During the 1st century Judah was a common name among Jews, and when Jesus called 12 men to become his apostles, he chose two with the name Judah. Based on the original Greek text this was rendered in Latin as Judas and for many centuries there wasn’t a linguistic separator between Judas Iscariot and Judas Thaddeus.
As a result, early medieval Christians normally did not pray to the apostle Judas Thaddeus, because they were afraid of praying to Judas Iscariot, the traitor! Their fear was so great that Judas Thaddeus became one of the least known apostles.
Eventually the English language made a slight distinction between the two apostles and gave Judas Thaddeus the name Jude. Additionally, prior to this linguistic distinction St. Jude’s intercessory power was revealed to various saints.
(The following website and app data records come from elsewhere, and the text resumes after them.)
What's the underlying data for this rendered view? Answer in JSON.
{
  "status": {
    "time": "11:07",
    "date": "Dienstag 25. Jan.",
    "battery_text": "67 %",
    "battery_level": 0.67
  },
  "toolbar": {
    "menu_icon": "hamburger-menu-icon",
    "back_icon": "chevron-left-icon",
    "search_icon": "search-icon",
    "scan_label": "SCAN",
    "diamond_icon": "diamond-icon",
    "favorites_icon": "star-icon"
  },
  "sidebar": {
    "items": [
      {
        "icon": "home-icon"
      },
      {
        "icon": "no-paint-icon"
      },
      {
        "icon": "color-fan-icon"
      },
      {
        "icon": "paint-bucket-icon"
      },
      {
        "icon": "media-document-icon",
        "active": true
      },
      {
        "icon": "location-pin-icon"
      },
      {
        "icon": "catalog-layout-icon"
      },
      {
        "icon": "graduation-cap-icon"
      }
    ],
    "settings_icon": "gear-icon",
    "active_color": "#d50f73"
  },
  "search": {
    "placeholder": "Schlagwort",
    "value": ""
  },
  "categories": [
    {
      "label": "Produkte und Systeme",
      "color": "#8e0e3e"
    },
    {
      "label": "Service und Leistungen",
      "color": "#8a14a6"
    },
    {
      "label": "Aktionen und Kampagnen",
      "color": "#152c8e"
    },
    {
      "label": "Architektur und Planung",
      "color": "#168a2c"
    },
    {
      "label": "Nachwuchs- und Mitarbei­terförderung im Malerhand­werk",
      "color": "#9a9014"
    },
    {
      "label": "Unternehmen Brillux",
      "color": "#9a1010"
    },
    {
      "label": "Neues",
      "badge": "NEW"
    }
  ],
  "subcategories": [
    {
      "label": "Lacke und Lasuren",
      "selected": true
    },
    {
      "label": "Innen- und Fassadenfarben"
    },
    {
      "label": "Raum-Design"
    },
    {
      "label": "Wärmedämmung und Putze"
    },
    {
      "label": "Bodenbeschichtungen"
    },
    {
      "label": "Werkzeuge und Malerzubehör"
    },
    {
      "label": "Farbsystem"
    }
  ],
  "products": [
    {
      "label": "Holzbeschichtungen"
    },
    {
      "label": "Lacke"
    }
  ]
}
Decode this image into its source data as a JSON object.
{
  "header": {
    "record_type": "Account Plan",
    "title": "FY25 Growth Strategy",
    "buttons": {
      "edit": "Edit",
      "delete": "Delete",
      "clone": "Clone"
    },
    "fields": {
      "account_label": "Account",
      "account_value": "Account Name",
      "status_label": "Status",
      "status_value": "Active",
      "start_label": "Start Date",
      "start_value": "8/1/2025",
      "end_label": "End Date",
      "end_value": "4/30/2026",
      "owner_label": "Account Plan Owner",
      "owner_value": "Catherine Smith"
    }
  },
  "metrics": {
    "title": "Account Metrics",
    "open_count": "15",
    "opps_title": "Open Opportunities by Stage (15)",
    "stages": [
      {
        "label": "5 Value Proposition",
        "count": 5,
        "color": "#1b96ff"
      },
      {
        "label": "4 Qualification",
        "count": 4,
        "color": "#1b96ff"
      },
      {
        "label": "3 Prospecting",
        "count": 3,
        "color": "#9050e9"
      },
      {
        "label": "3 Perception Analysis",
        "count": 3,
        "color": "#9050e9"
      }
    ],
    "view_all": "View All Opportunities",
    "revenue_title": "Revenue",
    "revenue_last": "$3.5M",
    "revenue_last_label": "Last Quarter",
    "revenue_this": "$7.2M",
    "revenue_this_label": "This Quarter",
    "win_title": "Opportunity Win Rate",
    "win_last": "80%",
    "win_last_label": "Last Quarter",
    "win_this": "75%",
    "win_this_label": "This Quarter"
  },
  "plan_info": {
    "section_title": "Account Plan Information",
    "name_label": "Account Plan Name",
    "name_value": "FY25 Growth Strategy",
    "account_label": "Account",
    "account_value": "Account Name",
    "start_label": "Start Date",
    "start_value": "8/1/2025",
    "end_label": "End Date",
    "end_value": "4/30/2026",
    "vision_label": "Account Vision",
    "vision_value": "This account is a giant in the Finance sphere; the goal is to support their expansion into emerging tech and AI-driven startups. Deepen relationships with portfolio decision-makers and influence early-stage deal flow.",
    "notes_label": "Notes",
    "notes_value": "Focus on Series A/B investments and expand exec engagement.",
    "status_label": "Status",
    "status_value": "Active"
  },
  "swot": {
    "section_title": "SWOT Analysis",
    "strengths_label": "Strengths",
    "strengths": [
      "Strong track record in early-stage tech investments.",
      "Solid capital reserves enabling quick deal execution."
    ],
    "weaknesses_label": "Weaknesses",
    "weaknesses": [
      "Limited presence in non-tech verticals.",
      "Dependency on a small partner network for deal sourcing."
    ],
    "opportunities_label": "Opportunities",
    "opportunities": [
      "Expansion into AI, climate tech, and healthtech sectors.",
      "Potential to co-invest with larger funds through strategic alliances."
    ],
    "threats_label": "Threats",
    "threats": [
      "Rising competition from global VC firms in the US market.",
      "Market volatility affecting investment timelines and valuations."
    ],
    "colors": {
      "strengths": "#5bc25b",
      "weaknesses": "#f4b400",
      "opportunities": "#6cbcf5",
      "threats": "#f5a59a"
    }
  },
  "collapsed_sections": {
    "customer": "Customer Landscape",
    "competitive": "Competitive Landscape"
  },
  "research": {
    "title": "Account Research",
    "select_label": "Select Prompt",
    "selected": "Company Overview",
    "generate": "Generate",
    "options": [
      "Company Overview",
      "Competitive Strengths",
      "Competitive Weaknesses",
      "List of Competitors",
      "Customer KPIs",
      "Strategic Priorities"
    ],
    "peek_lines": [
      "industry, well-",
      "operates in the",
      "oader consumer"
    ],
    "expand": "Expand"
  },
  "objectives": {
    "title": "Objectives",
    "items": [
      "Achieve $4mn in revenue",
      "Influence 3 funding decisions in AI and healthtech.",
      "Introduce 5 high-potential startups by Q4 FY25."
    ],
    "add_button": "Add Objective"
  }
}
For example, according to writer Donald Thorman in his book St. Jude: Saint of the Impossible, “In one vision, Our Lord told St. Bridget to turn to St. Jude with a great deal of confidence, for, said the Lord, ‘In accordance with his surname, “Thaddeus,” the amiable, loving, he will show himself most willing to give help.’ In another vision, Christ commanded the Swedish holy woman to dedicate an altar to St. Jude in her church. ‘The fifth altar,’ He said, ‘must be for Thaddeus who with the purity of his heart will undoubtedly conquer the devil.’”
Read more at Aleteia